• WORK REQUIRED: Whenever a line carries the word "icon", pull it out of the entries.

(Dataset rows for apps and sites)
........

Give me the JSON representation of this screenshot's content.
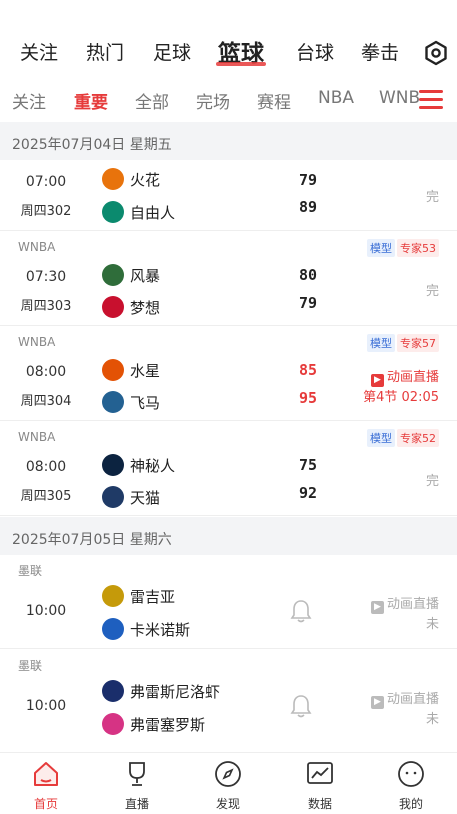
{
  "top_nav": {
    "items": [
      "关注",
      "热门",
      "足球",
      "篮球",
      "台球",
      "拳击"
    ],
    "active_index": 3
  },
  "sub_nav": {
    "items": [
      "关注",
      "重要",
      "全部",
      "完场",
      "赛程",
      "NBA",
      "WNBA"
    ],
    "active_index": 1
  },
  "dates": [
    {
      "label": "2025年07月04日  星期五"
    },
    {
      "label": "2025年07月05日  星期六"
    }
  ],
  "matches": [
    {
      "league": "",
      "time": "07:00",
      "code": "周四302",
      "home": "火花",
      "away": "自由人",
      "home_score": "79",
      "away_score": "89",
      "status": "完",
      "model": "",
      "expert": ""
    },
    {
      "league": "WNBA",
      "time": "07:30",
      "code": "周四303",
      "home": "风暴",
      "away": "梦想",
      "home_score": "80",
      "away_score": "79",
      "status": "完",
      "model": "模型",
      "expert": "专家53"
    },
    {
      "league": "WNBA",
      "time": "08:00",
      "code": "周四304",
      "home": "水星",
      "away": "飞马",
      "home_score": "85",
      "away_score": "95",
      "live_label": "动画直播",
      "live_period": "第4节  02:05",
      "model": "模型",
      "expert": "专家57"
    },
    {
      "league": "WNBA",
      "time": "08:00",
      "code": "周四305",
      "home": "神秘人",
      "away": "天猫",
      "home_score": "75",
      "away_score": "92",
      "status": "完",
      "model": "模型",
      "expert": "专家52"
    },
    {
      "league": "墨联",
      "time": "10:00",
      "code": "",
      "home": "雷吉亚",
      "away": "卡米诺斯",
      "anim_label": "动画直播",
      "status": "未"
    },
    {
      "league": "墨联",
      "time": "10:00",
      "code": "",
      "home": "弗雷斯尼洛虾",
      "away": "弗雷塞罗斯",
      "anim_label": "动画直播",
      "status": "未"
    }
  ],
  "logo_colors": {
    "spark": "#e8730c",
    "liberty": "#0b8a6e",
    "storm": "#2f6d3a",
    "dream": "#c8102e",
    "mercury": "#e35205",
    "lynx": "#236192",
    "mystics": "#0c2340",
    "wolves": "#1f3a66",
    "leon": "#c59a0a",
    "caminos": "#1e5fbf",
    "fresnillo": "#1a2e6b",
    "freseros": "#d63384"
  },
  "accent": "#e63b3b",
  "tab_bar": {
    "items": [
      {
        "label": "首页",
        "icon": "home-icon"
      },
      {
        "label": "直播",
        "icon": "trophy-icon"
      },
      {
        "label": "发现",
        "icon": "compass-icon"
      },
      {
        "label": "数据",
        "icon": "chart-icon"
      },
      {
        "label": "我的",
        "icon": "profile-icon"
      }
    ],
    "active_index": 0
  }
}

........

• ANSWER FOR THE TASK:
        "icon": "home-icon"
        "icon": "trophy-icon"
        "icon": "compass-icon"
        "icon": "chart-icon"
        "icon": "profile-icon"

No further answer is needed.